The demands of forced economic equality are usually justified by the “growing income gap” between rich and poor, and men and women, as well as various groups of minorities. Such demands are usually followed by a plan to improve on reality by aggressively tampering with market forces — which, as we already know, can only make the existing income gap worse due to the resulting poverty, economic stagnation, and limited upward mobility.
In a free society, an income gap results from the success of some and the failure of others, and is, on the most part, fair. A rational, constructive way to diminish this gap is to increase the number of successful people by ensuring that everyone has the freedom and opportunity to earn an honest income. An irrational, destructive approach is to blame the successful, restrict their growth, and redistribute their property. Its proponents would never call it that, though — they prefer the familiar Orwellian “economic equality and justice,” and sometimes “fairness” for short. Resulting in state-sanctioned inequality, it punishes effort, rewards sloth, fosters corruption, and keeps people down by restricting their freedoms, which is neither just not fair.

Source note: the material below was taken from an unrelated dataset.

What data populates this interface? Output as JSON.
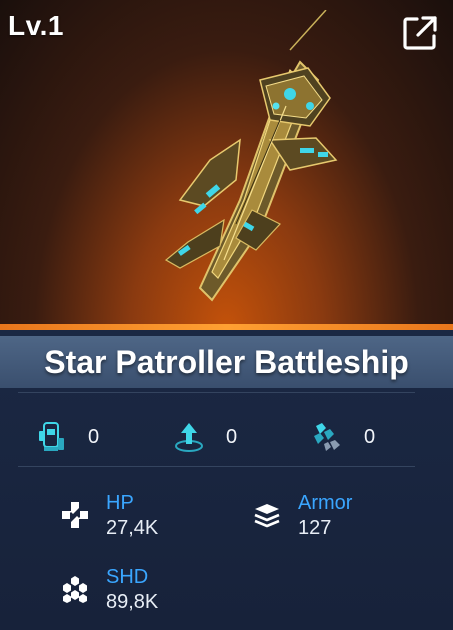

That is why the only unfair income gap that deserves to be looked at in today’s U.S. economy is the gap between the market-based, non-union wages and the artificially inflated union wages — a gap that was deliberately created by twisting the arms of businesses, paying off politicians, and lobbying for anti-business regulations.
Observe an absurd charade: union-forced unequal pay for equal work has the blessing of the champions of “fairness” who like to preach equal pay for equal work, while all they really advocate is equal pay for unequal work — otherwise known as the communist principle “from each according to his abilities, to each according to his needs.” And these are the same people who can’t shut up about the unfairness of capitalism.
They argue that the gap wouldn’t exist if all workers joined in solidarity and demanded higher wages, benefits, and job guarantees — or, better yet, elected a government that would force the employers to pay up. Let’s test this theory and assume that, as of this morning, all Americans have become equally entitled to union-style wages and benefits. What happens next?
The prices will go up on all essential products. Unionized workers will lose their current advantages. Naturally, the unions will go on strike and use all means in their arsenal to upgrade their members to a “more equal” status. Once they’ve been upgraded, things will return to the old unequal ways — only now the cost of living will be much higher and the people’s savings accounts will be severely depreciated. The country will emerge from the pay hikes poorer than before.
And that will only be the tip of the iceberg. The unreasonably high cost of American products will make them less competitive internationally. To maintain a comfortable standard of living in a shrinking economy, Americans will increasingly rely on the influx of cheap products from countries that hadn’t been touched by the wage cycle. A skyrocketing trade imbalance will undermine America’s standing in the world. A greater number of American businesses will now be outsourcing jobs or hiring illegal migrants in order to stay afloat.
The worsening unemployment, economic recession, and the growing income gap — both domestic and international — as well as the media campaign blaming the crisis on greed, selfishness, and other evils of the free market, will rally more people under the banners of economic equality and redistribution. In the absence of articulate opposition, free enterprise will lose its former attractiveness and Americans will elect a socialist government that will nationalize key industries and begin openly to dismantle the framework of capitalism.
If you find such a dystopia frightening, I have news for you: it is already happening.